Practically speaking, the left may be easier to appeal to on this. Nobody truly wants to die (i.e. everyone is pro-life) but most leftists feel that as a practical matter they should accept death while avoiding needless suffering. If we emphasize that death is not necessarily something that has to happen even under such extreme circumstances, assisted suicide cases could be given encouragement to seek cryostasis instead of death.
- Get colleges involved. There are a host of intellectual issues to test your critical thinking skills on, so professors should jump at the chance to use this on their students. There is also a huge amount of basic science research to be done for damage-prevention during preservation and damage-repair during revival.
- Encourage parent-child dialogue. Children are likely more capable of seeing the logic of cryonics than adults because they have fewer societal prejudices.

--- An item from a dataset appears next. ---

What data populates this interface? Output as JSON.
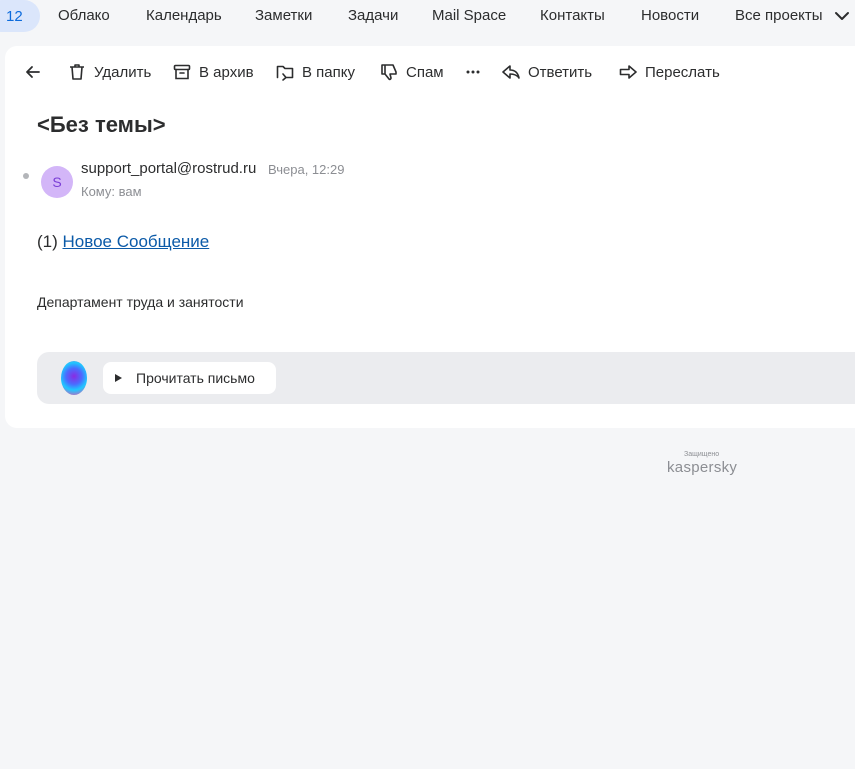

Targetting them independently of adults is probably not a good idea, but I don't see a problem with giving them the message to talk to their parents about it. Parents, faced with having to explain to their child why death is a good and unavoidable thing, may be more likely to reconsider -- and thus save their lives.
These are all seperate pursuits, and I'm sure there are more I haven't thought of. It is a mistake to think that all we need are cryo facilities like Alcor and/or CI. There really needs to be a lot of cryo organizations, which focus on their own specialized aspect of promoting cryonics.
Small community-based educational organizations like Oregon Cryonics are a good idea -- there could be one in every community, so that trained volunteers are available in every area for CPS and cooldown procedures. These can grow to become cryonics facilities in their own right as volume increases.